France’s Cordouan lighthouse and Vichy waters on UNESCO heritage list
The two celebrated sites were recognised this weekend for their historical and cultural significance
The Cordouan lighthouse (L) and the old pump room in Vichy (R) Pic: Stephane Bidouze / RossHelen / Shutterstock
The famous Cordouan lighthouse and the town of Vichy in France now appear on the UNESCO World Heritage List, in honour of their history and the important role they play in the country’s heritage.
The news was confirmed by UNESCO yesterday (Saturday, July 24).
Culture Minister Roselyn Bachelot welcomed the new listings, and said: “This is a magnificent recognition of these two exceptional locations, which bear witness to the richness and diversity of our heritage.”
Le phare de Cordouan et les grandes villes d'eau d'Europe dont la @VilleDeVichy sont classés au patrimoine mondial de l'@UNESCO.— Roselyne Bachelot (@R_Bachelot) July 24, 2021

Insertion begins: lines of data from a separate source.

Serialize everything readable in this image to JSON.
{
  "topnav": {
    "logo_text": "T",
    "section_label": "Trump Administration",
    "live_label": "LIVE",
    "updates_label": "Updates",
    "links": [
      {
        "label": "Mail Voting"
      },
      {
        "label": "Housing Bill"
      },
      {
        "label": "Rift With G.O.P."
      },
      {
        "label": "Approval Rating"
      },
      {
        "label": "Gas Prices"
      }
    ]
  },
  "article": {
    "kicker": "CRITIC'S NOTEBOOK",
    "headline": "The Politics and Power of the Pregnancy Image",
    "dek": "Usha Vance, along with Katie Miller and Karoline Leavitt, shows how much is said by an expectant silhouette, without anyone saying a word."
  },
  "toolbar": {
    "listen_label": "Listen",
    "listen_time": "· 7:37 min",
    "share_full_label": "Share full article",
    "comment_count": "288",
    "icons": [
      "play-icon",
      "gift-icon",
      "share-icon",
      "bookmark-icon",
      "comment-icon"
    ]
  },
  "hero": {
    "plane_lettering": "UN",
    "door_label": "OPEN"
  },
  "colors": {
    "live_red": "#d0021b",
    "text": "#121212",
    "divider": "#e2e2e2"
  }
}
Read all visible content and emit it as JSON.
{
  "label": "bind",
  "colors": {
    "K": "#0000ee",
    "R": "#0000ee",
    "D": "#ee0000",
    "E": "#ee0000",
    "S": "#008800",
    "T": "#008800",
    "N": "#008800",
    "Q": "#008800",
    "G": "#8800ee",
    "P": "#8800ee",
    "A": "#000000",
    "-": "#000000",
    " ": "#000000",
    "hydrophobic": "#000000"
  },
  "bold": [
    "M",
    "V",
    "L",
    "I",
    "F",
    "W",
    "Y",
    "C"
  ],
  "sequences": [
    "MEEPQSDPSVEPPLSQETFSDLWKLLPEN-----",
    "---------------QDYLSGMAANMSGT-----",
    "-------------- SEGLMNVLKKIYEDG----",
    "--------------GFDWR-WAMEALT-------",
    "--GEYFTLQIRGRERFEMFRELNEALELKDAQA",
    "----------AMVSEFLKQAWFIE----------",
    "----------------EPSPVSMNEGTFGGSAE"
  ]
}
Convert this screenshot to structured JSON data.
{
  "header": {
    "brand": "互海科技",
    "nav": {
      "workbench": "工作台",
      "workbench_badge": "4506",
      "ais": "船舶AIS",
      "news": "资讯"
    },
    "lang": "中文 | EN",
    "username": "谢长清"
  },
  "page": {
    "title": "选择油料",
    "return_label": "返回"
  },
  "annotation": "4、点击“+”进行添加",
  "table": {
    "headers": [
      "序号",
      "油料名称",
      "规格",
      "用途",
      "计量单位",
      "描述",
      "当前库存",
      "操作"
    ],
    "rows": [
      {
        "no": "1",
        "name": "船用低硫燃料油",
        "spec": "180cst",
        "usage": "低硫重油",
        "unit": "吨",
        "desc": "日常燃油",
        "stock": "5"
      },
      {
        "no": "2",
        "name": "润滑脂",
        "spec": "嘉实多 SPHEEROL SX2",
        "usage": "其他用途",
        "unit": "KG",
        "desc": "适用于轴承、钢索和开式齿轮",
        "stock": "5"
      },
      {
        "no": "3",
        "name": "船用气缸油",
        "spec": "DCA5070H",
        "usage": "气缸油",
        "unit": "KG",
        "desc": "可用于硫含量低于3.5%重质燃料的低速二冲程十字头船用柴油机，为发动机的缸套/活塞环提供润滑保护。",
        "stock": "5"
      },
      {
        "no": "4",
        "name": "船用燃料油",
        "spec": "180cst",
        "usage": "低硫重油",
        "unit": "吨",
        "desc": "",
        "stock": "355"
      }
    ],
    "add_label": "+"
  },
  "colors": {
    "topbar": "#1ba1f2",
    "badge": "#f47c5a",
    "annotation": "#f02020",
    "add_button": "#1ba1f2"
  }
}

Une magnifique reconnaissance pour ces lieux exceptionnels, témoignages de la richesse et de la diversité de notre patrimoine.https://t.co/p4wJSvhIlA pic.twitter.com/aAlDoM1asd
The Cordouan lighthouse is the oldest inhabited lighthouse in France.
The 67-metre high tower is located between the Atlantic Ocean and the Gironde estuary and is seven kilometres away from Verdon-sur-Mer (Gironde) and 10 from Royan (Charente-Maritime). It is built on a platform that reveals itself at low tide, and is only visible from the shoreline during good weather.
It is nicknamed “king of the lighthouses” in honour of its long-standing history and royal connections.
It appeared in the inventory of historic monuments compiled in France in 1862, but dates back as far as 1611. It was planned by King Henri III, built by King Henri IV, and further enhanced by Louis XVI. There is a ‘king’s chamber’ in the tower – but no king ever visited.
There are 301 steps to the top of the tower, and a panoramic chamber with 360-degree views at the top.
It was at the lighthouse that scientist Augustin Fresnel first experimented with his famous lens device in 1823. The device allows the light beam to be “flattened and intensified”, and the system is now used in lighthouses across the world.
As a result of the device, at Cordouan, a simple 250-watt lightbulb can be seen from 39km away.
The process for the building’s listing by UNESCO began in 2016 with support from the state, and a petition signed by more than 13,000 local people.
The tower also underwent a €2million renovation project in 2019.
UNESCO has now dubbed it a “cultural good”. It is the second lighthouse to be listed, after that of the Tower of Hercules near A Coruña, Galicia, Spain.
The town of Vichy was also recognised for the medical and cultural significance of its thermal waters, along with 10 other towns across Europe.
The listing is partly a result of a campaign that began nine years ago, with the town having mounted a campaign to involve local residents and attract economic investment.
The town now hopes that its UNESCO listing will enable it to attract more tourists in search of the benefits of thermal waters.
Vichy mayor Frédéric Aguilera hailed it a “historic” decision for the town.
The town will now also start work on renovation work on the Parc des Sources, which is considered the heart of the Vichy thermal area.
The town is set to hold a celebratory party, including concerts and entertainment, from the afternoon and into the evening of July 29.
Vichy was considered on a European list named "The Great Spas of Europe", which also included the thermal spa towns of Baden bei Wien (Austria), Spa (Belgium), Frantiskovy Lazne, Karlovy Vary, Marianské Lazne (Czech Republic), Bad Ems, Bad Kissingen, Baden-Baden (Germany), Montecatini Terme (Italy), and Bath (UK).
BREAKING— UNESCO ️ #Education #Sciences #Culture (@UNESCO) July 24, 2021
New inscription on the @UNESCO #WorldHeritage List: The Great Spas of Europe (#Austria , #Belgium , #Czechia , #France , #Germany , #Italy , #UK ). Congratulations!
ℹ️ https://t.co/X7SWIos7D9 #44WHC pic.twitter.com/l9V0EJltkG